The conference was like a family gathering except without any oddly weird uncles. To my utmost embarrassment I got overwhelmed a few times and forgot names of people I respect and admire.
If I went through people I got to touch base with, I would have to list three digits worth of people and play favorites. That just ain't me, so I'm just going to say everyone there was awesome and I hope to see you again at Pycon!
Alright then, some reporting:
Django Software Foundation Panel
Russel Keith-Magee, the new DSF president hosted a panel with Ben Slavin, Sean O'Conner, Jeremy Dunck, and myself. Russ went over plans for DSF finances and the hopeful creation of a DSF ecosphere of applications.
My own contribution was talking a little about Django Packages, and bit more about "Why Django".

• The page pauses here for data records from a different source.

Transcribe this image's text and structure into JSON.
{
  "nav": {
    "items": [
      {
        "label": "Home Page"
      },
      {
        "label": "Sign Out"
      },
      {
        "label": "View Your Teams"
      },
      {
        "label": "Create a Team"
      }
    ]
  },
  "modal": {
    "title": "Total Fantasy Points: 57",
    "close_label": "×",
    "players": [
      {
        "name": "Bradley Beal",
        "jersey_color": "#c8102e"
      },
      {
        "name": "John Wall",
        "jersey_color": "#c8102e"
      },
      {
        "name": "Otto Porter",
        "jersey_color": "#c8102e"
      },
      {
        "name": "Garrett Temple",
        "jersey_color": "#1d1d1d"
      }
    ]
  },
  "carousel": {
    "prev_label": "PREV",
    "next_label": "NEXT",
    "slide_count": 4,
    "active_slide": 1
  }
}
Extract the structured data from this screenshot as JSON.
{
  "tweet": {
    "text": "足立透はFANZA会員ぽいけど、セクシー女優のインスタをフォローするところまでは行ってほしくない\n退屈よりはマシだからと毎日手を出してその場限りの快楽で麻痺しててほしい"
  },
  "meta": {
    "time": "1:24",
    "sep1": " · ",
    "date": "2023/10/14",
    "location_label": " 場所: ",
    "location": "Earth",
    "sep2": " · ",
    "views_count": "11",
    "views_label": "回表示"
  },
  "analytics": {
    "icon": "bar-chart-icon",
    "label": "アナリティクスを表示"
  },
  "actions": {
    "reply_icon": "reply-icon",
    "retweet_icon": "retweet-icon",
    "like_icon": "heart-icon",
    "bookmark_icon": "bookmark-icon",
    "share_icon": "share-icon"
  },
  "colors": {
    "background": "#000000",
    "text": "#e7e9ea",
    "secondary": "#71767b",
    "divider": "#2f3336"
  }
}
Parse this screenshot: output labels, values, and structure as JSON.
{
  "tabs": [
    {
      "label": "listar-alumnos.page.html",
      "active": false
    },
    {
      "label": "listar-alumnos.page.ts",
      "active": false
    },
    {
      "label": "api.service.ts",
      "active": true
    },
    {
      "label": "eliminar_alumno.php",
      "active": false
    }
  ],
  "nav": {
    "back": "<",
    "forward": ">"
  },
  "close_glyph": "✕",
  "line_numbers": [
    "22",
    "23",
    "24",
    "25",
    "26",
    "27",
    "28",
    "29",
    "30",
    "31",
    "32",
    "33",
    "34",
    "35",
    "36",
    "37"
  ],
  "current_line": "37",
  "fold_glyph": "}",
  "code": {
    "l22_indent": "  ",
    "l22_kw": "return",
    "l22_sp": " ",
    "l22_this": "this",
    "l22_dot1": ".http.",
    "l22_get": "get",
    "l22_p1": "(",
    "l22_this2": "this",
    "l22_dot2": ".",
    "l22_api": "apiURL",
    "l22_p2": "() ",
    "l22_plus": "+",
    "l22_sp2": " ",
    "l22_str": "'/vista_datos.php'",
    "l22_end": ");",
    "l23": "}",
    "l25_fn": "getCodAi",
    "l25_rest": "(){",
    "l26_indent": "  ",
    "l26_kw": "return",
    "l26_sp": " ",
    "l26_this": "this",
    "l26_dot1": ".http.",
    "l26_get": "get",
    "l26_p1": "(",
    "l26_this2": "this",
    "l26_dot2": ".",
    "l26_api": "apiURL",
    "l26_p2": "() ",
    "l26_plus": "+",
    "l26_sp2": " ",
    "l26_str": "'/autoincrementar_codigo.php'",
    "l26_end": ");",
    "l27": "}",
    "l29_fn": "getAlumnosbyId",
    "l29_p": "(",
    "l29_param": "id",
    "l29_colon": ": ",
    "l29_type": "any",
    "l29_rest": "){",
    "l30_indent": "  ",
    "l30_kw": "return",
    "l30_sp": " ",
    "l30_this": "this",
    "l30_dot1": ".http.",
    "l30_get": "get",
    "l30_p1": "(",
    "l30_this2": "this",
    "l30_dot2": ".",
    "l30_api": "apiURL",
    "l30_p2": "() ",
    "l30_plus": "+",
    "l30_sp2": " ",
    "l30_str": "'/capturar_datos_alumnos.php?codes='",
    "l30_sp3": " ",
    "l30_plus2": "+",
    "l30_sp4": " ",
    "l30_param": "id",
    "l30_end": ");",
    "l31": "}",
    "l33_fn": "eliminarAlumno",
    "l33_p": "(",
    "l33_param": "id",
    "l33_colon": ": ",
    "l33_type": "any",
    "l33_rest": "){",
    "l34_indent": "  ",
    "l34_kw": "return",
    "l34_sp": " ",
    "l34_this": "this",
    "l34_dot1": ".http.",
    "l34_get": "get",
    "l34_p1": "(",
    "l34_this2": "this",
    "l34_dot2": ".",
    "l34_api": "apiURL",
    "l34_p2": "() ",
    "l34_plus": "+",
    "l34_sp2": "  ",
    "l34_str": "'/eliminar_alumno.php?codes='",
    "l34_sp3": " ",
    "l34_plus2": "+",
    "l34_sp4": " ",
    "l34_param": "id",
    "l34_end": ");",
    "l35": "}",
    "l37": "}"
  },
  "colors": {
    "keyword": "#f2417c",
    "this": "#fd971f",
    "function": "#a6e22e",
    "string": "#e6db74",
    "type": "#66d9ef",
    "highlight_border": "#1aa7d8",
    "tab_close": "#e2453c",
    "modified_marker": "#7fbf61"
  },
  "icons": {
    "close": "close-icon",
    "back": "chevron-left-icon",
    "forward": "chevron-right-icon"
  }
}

Why Django, or maybe one day "Enterprise Djangoproject" is an advocacy site for Django targeted not to developers but to decision makers. It is a work in progress, we are collecting case studies and articles, and building out the site.
Ben Slavin then challenged me about the code and data. Other Django community projects like djangoapps and djangosites are closed source efforts without an API and this causes problems for the community. If a site goes down or is unmaintained then the community loses.

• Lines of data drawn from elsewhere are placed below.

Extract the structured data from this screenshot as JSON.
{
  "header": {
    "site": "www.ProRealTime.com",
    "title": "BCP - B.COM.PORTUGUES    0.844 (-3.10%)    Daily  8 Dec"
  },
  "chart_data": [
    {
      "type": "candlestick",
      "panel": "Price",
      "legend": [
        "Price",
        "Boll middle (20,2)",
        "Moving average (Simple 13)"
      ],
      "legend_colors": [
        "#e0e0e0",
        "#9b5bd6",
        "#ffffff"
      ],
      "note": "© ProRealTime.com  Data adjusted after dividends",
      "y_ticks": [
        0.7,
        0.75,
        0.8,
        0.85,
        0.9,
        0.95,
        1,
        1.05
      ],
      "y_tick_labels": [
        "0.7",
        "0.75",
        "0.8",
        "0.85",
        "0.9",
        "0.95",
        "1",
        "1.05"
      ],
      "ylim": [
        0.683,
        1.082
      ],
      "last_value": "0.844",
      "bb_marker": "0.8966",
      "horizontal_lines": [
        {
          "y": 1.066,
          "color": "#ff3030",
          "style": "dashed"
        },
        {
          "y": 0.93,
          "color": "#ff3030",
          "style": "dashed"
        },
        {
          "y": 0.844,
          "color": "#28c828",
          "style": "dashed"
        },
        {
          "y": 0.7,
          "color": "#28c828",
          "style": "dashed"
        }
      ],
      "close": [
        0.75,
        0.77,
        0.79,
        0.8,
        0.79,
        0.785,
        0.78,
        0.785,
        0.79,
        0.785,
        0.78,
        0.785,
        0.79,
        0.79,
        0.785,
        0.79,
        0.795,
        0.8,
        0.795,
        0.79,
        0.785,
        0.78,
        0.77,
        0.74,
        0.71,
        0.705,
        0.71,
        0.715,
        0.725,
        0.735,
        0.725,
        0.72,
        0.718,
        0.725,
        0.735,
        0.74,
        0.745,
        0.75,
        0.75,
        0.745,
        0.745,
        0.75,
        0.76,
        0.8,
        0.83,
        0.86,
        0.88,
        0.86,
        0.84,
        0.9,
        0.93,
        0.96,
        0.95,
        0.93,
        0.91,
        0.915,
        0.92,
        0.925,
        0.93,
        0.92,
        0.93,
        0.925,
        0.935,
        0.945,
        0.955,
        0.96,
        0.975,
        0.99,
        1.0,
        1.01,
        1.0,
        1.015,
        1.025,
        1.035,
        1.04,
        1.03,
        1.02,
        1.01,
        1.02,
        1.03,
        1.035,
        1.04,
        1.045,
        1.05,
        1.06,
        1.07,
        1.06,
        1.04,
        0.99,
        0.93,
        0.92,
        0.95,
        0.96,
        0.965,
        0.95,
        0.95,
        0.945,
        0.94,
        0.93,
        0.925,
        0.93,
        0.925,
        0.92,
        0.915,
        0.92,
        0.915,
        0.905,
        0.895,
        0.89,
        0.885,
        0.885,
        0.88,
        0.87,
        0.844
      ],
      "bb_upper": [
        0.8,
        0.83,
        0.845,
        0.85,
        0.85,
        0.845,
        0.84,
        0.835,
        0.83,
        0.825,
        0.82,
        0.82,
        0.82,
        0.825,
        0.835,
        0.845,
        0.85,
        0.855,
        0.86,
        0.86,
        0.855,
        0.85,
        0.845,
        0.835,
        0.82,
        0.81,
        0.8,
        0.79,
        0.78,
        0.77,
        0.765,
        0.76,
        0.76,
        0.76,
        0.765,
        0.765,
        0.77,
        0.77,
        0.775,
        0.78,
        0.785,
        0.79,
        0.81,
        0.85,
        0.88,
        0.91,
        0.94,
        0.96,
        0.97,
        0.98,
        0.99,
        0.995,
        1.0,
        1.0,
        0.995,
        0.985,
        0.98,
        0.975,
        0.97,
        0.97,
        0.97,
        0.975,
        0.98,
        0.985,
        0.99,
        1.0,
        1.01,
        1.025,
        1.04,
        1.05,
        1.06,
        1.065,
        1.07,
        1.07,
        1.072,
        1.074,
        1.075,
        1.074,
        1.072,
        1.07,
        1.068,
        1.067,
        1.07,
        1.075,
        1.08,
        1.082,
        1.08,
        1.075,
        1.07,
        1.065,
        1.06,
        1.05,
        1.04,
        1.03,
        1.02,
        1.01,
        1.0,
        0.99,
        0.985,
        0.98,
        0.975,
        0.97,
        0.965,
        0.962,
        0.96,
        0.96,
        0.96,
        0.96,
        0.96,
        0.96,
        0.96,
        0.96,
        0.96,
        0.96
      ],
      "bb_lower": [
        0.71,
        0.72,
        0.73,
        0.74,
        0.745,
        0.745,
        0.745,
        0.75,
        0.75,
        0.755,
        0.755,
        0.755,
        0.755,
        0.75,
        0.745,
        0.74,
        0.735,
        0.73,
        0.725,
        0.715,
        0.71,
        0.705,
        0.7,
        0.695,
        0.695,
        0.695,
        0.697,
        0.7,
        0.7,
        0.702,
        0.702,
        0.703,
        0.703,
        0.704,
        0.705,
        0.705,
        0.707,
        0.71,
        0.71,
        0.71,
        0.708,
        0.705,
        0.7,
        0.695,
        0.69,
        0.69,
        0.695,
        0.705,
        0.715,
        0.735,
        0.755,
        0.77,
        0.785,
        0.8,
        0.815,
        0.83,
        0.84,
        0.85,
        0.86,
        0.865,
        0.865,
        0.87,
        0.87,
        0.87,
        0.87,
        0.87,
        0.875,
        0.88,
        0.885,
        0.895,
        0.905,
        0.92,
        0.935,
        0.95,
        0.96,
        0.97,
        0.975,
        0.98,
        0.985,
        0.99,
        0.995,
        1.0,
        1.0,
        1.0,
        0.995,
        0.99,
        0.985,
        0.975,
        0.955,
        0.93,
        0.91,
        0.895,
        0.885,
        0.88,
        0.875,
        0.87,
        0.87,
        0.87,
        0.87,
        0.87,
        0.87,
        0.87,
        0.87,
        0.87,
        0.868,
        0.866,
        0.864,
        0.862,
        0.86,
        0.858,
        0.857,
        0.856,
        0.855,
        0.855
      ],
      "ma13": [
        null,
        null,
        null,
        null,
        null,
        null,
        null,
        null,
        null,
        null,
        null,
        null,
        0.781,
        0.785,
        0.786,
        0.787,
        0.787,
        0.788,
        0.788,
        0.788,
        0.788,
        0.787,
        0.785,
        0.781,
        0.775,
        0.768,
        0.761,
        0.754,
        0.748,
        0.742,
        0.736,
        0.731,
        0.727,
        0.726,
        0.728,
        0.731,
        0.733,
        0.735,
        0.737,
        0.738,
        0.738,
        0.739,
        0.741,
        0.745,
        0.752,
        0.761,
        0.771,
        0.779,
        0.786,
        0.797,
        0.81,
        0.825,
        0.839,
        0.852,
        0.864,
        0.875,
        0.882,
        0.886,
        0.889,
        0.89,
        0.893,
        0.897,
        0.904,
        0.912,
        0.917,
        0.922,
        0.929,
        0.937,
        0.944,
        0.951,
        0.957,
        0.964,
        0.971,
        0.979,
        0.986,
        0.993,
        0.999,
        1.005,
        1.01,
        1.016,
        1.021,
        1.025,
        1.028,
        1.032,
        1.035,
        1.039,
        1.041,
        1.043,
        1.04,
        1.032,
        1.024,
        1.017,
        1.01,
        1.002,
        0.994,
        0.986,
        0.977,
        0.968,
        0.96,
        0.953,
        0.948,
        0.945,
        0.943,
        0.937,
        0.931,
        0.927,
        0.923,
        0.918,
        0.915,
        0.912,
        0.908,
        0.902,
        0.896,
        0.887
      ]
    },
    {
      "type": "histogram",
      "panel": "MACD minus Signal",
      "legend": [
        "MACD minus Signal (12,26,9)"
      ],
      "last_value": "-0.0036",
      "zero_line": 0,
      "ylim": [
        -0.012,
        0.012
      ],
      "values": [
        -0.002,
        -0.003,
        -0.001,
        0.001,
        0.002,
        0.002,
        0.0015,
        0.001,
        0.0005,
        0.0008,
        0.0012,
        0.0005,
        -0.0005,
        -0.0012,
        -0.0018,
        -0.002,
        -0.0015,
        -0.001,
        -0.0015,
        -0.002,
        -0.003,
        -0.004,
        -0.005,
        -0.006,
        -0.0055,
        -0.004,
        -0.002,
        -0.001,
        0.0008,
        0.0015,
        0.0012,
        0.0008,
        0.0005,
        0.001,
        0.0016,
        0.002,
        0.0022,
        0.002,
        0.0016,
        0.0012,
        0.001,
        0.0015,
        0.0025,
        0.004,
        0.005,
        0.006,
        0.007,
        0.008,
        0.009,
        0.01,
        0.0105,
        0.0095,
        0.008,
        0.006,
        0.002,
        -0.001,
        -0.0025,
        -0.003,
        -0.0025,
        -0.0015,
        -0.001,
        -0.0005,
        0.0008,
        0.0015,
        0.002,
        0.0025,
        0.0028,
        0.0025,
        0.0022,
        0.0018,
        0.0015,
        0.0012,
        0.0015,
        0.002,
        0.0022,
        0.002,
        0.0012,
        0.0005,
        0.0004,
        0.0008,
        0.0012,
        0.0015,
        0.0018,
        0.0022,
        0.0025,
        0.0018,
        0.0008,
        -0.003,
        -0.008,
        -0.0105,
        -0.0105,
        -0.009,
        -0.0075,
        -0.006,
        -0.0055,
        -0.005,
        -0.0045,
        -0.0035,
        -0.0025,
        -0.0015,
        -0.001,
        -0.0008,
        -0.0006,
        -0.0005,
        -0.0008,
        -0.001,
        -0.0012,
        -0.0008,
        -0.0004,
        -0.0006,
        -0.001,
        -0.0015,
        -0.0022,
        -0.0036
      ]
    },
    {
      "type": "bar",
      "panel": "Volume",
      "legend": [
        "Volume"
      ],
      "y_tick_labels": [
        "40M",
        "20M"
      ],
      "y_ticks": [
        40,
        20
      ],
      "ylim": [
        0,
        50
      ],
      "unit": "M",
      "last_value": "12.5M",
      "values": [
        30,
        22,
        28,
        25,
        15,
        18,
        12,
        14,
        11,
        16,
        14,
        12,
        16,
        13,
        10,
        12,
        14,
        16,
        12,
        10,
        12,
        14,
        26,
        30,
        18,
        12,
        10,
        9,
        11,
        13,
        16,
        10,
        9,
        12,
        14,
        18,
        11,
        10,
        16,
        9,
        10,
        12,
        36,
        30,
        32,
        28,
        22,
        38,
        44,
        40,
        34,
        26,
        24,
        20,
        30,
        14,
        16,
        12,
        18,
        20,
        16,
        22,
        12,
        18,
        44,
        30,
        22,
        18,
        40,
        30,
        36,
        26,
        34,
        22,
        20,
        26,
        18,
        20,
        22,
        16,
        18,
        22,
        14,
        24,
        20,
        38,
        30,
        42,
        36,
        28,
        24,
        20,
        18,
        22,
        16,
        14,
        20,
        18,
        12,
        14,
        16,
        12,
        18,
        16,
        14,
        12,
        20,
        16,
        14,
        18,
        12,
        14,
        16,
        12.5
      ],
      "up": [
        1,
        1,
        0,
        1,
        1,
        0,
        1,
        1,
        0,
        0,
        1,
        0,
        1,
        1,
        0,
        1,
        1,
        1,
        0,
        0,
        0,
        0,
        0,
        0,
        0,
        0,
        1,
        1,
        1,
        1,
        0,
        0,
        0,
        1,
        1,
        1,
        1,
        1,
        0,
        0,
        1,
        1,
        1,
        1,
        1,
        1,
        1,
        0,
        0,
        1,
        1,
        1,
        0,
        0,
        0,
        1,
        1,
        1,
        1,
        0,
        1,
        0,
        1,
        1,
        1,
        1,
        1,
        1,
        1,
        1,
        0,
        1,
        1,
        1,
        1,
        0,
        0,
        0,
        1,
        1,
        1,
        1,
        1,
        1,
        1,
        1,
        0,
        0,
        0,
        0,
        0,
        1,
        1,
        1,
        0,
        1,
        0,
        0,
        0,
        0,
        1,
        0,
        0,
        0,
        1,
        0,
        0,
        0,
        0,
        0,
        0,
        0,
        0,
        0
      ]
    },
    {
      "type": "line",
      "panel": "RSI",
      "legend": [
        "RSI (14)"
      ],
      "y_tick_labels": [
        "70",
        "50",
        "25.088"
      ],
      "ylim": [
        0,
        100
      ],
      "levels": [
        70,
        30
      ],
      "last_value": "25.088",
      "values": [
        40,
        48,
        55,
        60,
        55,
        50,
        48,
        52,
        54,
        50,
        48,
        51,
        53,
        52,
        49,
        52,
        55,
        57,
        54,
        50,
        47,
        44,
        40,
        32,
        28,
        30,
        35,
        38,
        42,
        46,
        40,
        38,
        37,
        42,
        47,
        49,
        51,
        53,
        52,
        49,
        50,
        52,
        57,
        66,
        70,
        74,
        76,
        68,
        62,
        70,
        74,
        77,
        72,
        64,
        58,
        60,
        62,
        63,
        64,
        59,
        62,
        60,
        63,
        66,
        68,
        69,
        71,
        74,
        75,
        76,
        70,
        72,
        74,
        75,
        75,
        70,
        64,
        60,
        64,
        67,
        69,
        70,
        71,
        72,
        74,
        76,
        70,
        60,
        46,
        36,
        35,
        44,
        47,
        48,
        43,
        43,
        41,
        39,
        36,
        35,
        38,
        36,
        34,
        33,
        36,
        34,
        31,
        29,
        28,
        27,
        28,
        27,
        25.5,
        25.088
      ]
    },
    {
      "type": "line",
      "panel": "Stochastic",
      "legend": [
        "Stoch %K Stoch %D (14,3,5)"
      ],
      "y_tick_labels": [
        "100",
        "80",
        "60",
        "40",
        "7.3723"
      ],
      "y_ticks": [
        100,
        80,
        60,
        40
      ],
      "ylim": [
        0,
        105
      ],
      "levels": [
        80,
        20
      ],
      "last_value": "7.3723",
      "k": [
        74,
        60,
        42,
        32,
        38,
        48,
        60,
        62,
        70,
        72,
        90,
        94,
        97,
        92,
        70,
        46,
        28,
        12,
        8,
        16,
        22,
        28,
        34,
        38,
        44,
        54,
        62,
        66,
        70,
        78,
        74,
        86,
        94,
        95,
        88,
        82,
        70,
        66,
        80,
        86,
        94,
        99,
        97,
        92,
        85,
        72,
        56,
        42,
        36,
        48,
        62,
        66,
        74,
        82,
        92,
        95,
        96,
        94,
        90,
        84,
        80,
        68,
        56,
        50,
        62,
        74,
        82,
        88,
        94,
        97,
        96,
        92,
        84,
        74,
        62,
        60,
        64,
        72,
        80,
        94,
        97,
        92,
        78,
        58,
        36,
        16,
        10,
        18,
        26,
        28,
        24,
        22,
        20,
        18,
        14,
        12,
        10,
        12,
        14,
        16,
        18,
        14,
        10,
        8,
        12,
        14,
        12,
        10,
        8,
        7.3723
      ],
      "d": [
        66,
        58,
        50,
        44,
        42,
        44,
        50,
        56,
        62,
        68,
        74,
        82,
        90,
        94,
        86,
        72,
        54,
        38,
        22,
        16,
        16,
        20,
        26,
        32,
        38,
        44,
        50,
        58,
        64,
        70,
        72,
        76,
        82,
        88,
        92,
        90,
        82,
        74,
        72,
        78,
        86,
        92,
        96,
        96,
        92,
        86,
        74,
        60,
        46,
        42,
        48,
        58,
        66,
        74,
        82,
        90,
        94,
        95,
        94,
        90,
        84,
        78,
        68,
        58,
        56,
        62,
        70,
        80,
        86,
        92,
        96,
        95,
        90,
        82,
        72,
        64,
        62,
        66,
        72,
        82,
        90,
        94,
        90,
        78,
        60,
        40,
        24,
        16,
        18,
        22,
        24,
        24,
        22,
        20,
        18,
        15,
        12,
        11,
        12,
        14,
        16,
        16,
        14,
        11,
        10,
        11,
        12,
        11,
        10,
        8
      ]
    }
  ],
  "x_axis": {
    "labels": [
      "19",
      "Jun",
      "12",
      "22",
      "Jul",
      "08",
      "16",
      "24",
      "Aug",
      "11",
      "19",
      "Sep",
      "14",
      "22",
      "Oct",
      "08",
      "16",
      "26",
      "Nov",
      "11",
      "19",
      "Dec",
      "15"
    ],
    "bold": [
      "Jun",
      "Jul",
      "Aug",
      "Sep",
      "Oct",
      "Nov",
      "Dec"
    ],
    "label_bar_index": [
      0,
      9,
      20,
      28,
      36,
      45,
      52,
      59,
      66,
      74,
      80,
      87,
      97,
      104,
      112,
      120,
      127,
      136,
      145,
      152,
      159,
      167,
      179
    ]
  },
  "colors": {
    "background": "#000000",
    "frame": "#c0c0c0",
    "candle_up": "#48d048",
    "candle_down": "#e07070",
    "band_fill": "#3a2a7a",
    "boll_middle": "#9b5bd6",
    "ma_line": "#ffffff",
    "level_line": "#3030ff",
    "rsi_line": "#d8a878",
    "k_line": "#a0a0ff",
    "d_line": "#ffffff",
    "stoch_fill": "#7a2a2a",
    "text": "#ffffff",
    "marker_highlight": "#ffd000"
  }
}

So I promised that for these Django community projects the code is public, APIs were being made to support people fetching data from them at any time, and I'm trying to figure out how to do data dumps without handing out even salted passwords. Furthermore, I would give full access to these sites and servers behind them to those that Russell appointing to the position of being watchdog.
And I'm working on that promise. Django Packages now has an API and a BDFL has server access to Django Packages. Why Django is still a work in progress, so things are still in flux. I'll post updates to my promise of openness.

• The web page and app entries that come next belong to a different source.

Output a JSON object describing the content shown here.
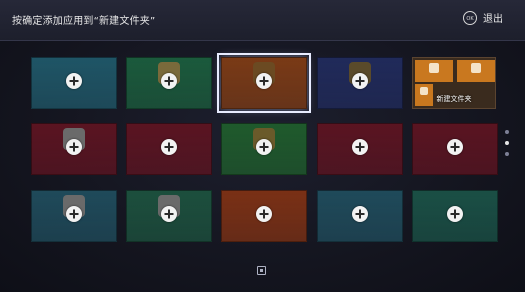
{
  "header": {
    "title": "按确定添加应用到“新建文件夹”",
    "exit_label": "退出",
    "exit_icon_text": "OK"
  },
  "tiles": [
    {
      "name": "",
      "color": "#1f5566"
    },
    {
      "name": "",
      "color": "#1b5a3c",
      "app_color": "#7a6a3b"
    },
    {
      "name": "",
      "color": "#7a3a16",
      "app_color": "#6b4a22",
      "selected": true
    },
    {
      "name": "",
      "color": "#202a5a",
      "app_color": "#5a4a2a"
    },
    {
      "name": "",
      "color": "#5a1421",
      "app_color": "#6a6a6a"
    },
    {
      "name": "",
      "color": "#5a1421"
    },
    {
      "name": "",
      "color": "#1f5a2c",
      "app_color": "#6a5a2a"
    },
    {
      "name": "",
      "color": "#5a1421"
    },
    {
      "name": "",
      "color": "#5a1421"
    },
    {
      "name": "",
      "color": "#1f4a5a",
      "app_color": "#6a6a6a"
    },
    {
      "name": "",
      "color": "#1c4f3d",
      "app_color": "#6a6a6a"
    },
    {
      "name": "",
      "color": "#7a3015"
    },
    {
      "name": "",
      "color": "#1f4a5a"
    },
    {
      "name": "",
      "color": "#1a4f45"
    }
  ],
  "folder": {
    "label": "新建文件夹",
    "slots": [
      {
        "label": "",
        "color": "#c9781f"
      },
      {
        "label": "",
        "color": "#c9781f"
      },
      {
        "label": "",
        "color": "#c9781f"
      }
    ]
  },
  "pager": {
    "active_index": 1
  }
}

Furthermore, I challenge anyone who puts together a site useful to the community, be it a new version of Django Apps or Django Sites to follow my own promise. By all means maintain and work your project, but be willing to publish all data and keep your code under an open source license. Also provide access to whom the DSF president appoints so that others can provide maintenance for your site.
Eric Florenzano's Keynote
Eric Florenzano gave the keynote on What Sucks about Django (and how we can fix it). He did a very good job of it. Watch his talk. It has some amazingly telling points.
Anyways, I'm challenging for Eric to eat his own dogfood. The only people I saw Eric talk to were the same people he is always around and conferences. How many times did he go up to a person he didn't recognize and start talking to them? How many new people did he meet at DjangoCon 2010?
Portland Views, Food, and Beer
On Saturday, as a break, I went with Eric Holscher, Ben Firschman, and Andrew Godwin to the park around the Portland zoo. Below you can see where a lady pointed out that we could see mountains 50 and 150 miles away. That left three geeks speechless while
Ben Firschman captured the moment. This picture is Ben's and all rights belong to him.
And then I had my action shot taken by Ben. Again, all rights to him.
I just have to say that Ben is an amazing photographer and I'm honored to be in a few of his pictures of DjangoCon. In addition to that he presented on class based views in Django, which I plan to blog about as well as incorporate into Django Packages in the near future.
Edit: Blogspot is acting really oddly which is why I took out the linking and other things.
Edit II: Eric ate his own dog food. Awesome!
Python Programmers Support the Ada Initiative
3 weeks ago